> _PROBLEM STATEMENT_:
Please copy out all the data. Every detail stays the same.

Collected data

# # # #

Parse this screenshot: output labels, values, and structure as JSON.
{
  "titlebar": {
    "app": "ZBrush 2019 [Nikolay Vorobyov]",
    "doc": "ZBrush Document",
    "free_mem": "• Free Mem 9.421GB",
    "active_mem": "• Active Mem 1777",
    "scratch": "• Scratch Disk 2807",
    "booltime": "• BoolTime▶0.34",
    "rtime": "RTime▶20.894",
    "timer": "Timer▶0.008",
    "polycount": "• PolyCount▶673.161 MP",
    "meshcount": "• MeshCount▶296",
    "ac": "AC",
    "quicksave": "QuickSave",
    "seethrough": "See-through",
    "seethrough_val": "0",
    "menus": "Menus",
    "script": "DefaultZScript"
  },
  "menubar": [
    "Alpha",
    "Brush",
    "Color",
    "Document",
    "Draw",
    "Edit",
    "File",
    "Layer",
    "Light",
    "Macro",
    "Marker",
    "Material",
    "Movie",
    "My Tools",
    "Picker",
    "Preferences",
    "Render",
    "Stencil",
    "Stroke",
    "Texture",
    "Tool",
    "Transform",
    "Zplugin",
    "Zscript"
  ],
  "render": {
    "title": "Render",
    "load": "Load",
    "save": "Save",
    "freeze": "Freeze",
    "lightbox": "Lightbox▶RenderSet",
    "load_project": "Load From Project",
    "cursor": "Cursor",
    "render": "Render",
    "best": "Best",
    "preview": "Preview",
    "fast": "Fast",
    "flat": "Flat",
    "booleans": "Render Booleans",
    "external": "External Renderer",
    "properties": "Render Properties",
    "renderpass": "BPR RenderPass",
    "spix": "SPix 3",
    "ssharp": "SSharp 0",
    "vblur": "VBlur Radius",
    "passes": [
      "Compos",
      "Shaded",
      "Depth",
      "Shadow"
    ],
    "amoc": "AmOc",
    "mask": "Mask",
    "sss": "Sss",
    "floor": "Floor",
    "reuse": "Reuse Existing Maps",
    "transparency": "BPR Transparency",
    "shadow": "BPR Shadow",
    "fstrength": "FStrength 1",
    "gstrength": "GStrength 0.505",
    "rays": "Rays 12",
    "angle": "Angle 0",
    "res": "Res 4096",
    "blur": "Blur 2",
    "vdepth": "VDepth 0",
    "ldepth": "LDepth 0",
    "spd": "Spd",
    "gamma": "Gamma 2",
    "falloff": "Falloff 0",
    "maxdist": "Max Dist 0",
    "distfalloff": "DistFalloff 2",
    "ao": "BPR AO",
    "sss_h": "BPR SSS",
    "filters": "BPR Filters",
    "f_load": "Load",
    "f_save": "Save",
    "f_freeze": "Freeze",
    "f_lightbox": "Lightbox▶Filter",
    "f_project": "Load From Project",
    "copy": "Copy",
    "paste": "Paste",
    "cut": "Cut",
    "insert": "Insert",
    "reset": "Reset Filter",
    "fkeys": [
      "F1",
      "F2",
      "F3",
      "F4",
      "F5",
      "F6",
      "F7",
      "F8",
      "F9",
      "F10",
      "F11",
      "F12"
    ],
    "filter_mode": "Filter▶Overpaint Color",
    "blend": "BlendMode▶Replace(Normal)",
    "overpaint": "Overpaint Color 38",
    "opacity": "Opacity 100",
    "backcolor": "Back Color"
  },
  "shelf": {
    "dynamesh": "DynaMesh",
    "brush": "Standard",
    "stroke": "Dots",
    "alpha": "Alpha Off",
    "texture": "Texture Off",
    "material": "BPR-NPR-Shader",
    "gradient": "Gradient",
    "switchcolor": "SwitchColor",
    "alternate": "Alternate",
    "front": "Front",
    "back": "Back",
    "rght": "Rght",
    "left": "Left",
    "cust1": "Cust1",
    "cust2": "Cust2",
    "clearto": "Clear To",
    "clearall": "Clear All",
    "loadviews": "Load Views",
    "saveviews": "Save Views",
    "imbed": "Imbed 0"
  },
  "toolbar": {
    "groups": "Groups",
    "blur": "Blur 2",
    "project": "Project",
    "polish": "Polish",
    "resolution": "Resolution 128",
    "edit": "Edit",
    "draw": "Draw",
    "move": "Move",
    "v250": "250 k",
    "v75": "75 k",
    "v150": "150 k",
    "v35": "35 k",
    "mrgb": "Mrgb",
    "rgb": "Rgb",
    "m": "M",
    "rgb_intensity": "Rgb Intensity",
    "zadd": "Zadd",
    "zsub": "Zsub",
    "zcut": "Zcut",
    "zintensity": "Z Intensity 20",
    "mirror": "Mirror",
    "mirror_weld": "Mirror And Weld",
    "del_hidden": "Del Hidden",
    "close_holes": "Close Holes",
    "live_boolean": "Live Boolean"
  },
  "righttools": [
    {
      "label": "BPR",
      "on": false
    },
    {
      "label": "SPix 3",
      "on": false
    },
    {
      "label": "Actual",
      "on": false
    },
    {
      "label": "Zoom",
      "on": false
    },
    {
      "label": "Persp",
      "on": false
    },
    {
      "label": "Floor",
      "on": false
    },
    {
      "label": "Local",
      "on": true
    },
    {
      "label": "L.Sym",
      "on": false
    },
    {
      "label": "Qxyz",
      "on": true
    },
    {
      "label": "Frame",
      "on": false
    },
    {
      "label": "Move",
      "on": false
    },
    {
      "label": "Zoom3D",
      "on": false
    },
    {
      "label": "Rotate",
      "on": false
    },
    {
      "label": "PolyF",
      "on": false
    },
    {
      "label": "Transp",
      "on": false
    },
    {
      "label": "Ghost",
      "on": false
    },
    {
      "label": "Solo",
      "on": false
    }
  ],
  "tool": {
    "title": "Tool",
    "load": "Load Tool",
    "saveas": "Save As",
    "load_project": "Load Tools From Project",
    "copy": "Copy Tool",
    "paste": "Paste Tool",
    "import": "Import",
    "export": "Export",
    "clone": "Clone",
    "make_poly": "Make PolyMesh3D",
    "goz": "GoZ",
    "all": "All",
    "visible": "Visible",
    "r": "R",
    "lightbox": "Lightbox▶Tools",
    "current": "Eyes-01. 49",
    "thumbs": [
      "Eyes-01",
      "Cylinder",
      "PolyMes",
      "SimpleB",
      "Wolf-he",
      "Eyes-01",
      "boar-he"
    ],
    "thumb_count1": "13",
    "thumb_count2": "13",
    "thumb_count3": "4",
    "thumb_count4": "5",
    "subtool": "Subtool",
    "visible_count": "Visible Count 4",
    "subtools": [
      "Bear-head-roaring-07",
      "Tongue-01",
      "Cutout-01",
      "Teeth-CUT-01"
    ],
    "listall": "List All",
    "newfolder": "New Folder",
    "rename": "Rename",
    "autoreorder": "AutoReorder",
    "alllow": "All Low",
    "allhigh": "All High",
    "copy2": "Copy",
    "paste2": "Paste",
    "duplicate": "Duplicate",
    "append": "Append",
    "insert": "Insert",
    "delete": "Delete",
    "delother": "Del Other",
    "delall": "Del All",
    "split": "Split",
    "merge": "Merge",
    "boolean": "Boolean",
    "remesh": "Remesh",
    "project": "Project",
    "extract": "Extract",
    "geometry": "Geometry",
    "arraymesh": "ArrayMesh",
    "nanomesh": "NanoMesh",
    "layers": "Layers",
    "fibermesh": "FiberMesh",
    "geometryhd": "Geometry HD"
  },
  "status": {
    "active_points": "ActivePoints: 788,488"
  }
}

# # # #

> _EXERCISE SOLUTION_:
Parse this screenshot: output labels, values, and structure as JSON.
{
  "titlebar": {
    "app": "ZBrush 2019 [Nikolay Vorobyov]",
    "doc": "ZBrush Document",
    "free_mem": "• Free Mem 9.421GB",
    "active_mem": "• Active Mem 1777",
    "scratch": "• Scratch Disk 2807",
    "booltime": "• BoolTime▶0.34",
    "rtime": "RTime▶20.894",
    "timer": "Timer▶0.008",
    "polycount": "• PolyCount▶673.161 MP",
    "meshcount": "• MeshCount▶296",
    "ac": "AC",
    "quicksave": "QuickSave",
    "seethrough": "See-through",
    "seethrough_val": "0",
    "menus": "Menus",
    "script": "DefaultZScript"
  },
  "menubar": [
    "Alpha",
    "Brush",
    "Color",
    "Document",
    "Draw",
    "Edit",
    "File",
    "Layer",
    "Light",
    "Macro",
    "Marker",
    "Material",
    "Movie",
    "My Tools",
    "Picker",
    "Preferences",
    "Render",
    "Stencil",
    "Stroke",
    "Texture",
    "Tool",
    "Transform",
    "Zplugin",
    "Zscript"
  ],
  "render": {
    "title": "Render",
    "load": "Load",
    "save": "Save",
    "freeze": "Freeze",
    "lightbox": "Lightbox▶RenderSet",
    "load_project": "Load From Project",
    "cursor": "Cursor",
    "render": "Render",
    "best": "Best",
    "preview": "Preview",
    "fast": "Fast",
    "flat": "Flat",
    "booleans": "Render Booleans",
    "external": "External Renderer",
    "properties": "Render Properties",
    "renderpass": "BPR RenderPass",
    "spix": "SPix 3",
    "ssharp": "SSharp 0",
    "vblur": "VBlur Radius",
    "passes": [
      "Compos",
      "Shaded",
      "Depth",
      "Shadow"
    ],
    "amoc": "AmOc",
    "mask": "Mask",
    "sss": "Sss",
    "floor": "Floor",
    "reuse": "Reuse Existing Maps",
    "transparency": "BPR Transparency",
    "shadow": "BPR Shadow",
    "fstrength": "FStrength 1",
    "gstrength": "GStrength 0.505",
    "rays": "Rays 12",
    "angle": "Angle 0",
    "res": "Res 4096",
    "blur": "Blur 2",
    "vdepth": "VDepth 0",
    "ldepth": "LDepth 0",
    "spd": "Spd",
    "gamma": "Gamma 2",
    "falloff": "Falloff 0",
    "maxdist": "Max Dist 0",
    "distfalloff": "DistFalloff 2",
    "ao": "BPR AO",
    "sss_h": "BPR SSS",
    "filters": "BPR Filters",
    "f_load": "Load",
    "f_save": "Save",
    "f_freeze": "Freeze",
    "f_lightbox": "Lightbox▶Filter",
    "f_project": "Load From Project",
    "copy": "Copy",
    "paste": "Paste",
    "cut": "Cut",
    "insert": "Insert",
    "reset": "Reset Filter",
    "fkeys": [
      "F1",
      "F2",
      "F3",
      "F4",
      "F5",
      "F6",
      "F7",
      "F8",
      "F9",
      "F10",
      "F11",
      "F12"
    ],
    "filter_mode": "Filter▶Overpaint Color",
    "blend": "BlendMode▶Replace(Normal)",
    "overpaint": "Overpaint Color 38",
    "opacity": "Opacity 100",
    "backcolor": "Back Color"
  },
  "shelf": {
    "dynamesh": "DynaMesh",
    "brush": "Standard",
    "stroke": "Dots",
    "alpha": "Alpha Off",
    "texture": "Texture Off",
    "material": "BPR-NPR-Shader",
    "gradient": "Gradient",
    "switchcolor": "SwitchColor",
    "alternate": "Alternate",
    "front": "Front",
    "back": "Back",
    "rght": "Rght",
    "left": "Left",
    "cust1": "Cust1",
    "cust2": "Cust2",
    "clearto": "Clear To",
    "clearall": "Clear All",
    "loadviews": "Load Views",
    "saveviews": "Save Views",
    "imbed": "Imbed 0"
  },
  "toolbar": {
    "groups": "Groups",
    "blur": "Blur 2",
    "project": "Project",
    "polish": "Polish",
    "resolution": "Resolution 128",
    "edit": "Edit",
    "draw": "Draw",
    "move": "Move",
    "v250": "250 k",
    "v75": "75 k",
    "v150": "150 k",
    "v35": "35 k",
    "mrgb": "Mrgb",
    "rgb": "Rgb",
    "m": "M",
    "rgb_intensity": "Rgb Intensity",
    "zadd": "Zadd",
    "zsub": "Zsub",
    "zcut": "Zcut",
    "zintensity": "Z Intensity 20",
    "mirror": "Mirror",
    "mirror_weld": "Mirror And Weld",
    "del_hidden": "Del Hidden",
    "close_holes": "Close Holes",
    "live_boolean": "Live Boolean"
  },
  "righttools": [
    {
      "label": "BPR",
      "on": false
    },
    {
      "label": "SPix 3",
      "on": false
    },
    {
      "label": "Actual",
      "on": false
    },
    {
      "label": "Zoom",
      "on": false
    },
    {
      "label": "Persp",
      "on": false
    },
    {
      "label": "Floor",
      "on": false
    },
    {
      "label": "Local",
      "on": true
    },
    {
      "label": "L.Sym",
      "on": false
    },
    {
      "label": "Qxyz",
      "on": true
    },
    {
      "label": "Frame",
      "on": false
    },
    {
      "label": "Move",
      "on": false
    },
    {
      "label": "Zoom3D",
      "on": false
    },
    {
      "label": "Rotate",
      "on": false
    },
    {
      "label": "PolyF",
      "on": false
    },
    {
      "label": "Transp",
      "on": false
    },
    {
      "label": "Ghost",
      "on": false
    },
    {
      "label": "Solo",
      "on": false
    }
  ],
  "tool": {
    "title": "Tool",
    "load": "Load Tool",
    "saveas": "Save As",
    "load_project": "Load Tools From Project",
    "copy": "Copy Tool",
    "paste": "Paste Tool",
    "import": "Import",
    "export": "Export",
    "clone": "Clone",
    "make_poly": "Make PolyMesh3D",
    "goz": "GoZ",
    "all": "All",
    "visible": "Visible",
    "r": "R",
    "lightbox": "Lightbox▶Tools",
    "current": "Eyes-01. 49",
    "thumbs": [
      "Eyes-01",
      "Cylinder",
      "PolyMes",
      "SimpleB",
      "Wolf-he",
      "Eyes-01",
      "boar-he"
    ],
    "thumb_count1": "13",
    "thumb_count2": "13",
    "thumb_count3": "4",
    "thumb_count4": "5",
    "subtool": "Subtool",
    "visible_count": "Visible Count 4",
    "subtools": [
      "Bear-head-roaring-07",
      "Tongue-01",
      "Cutout-01",
      "Teeth-CUT-01"
    ],
    "listall": "List All",
    "newfolder": "New Folder",
    "rename": "Rename",
    "autoreorder": "AutoReorder",
    "alllow": "All Low",
    "allhigh": "All High",
    "copy2": "Copy",
    "paste2": "Paste",
    "duplicate": "Duplicate",
    "append": "Append",
    "insert": "Insert",
    "delete": "Delete",
    "delother": "Del Other",
    "delall": "Del All",
    "split": "Split",
    "merge": "Merge",
    "boolean": "Boolean",
    "remesh": "Remesh",
    "project": "Project",
    "extract": "Extract",
    "geometry": "Geometry",
    "arraymesh": "ArrayMesh",
    "nanomesh": "NanoMesh",
    "layers": "Layers",
    "fibermesh": "FiberMesh",
    "geometryhd": "Geometry HD"
  },
  "status": {
    "active_points": "ActivePoints: 788,488"
  }
}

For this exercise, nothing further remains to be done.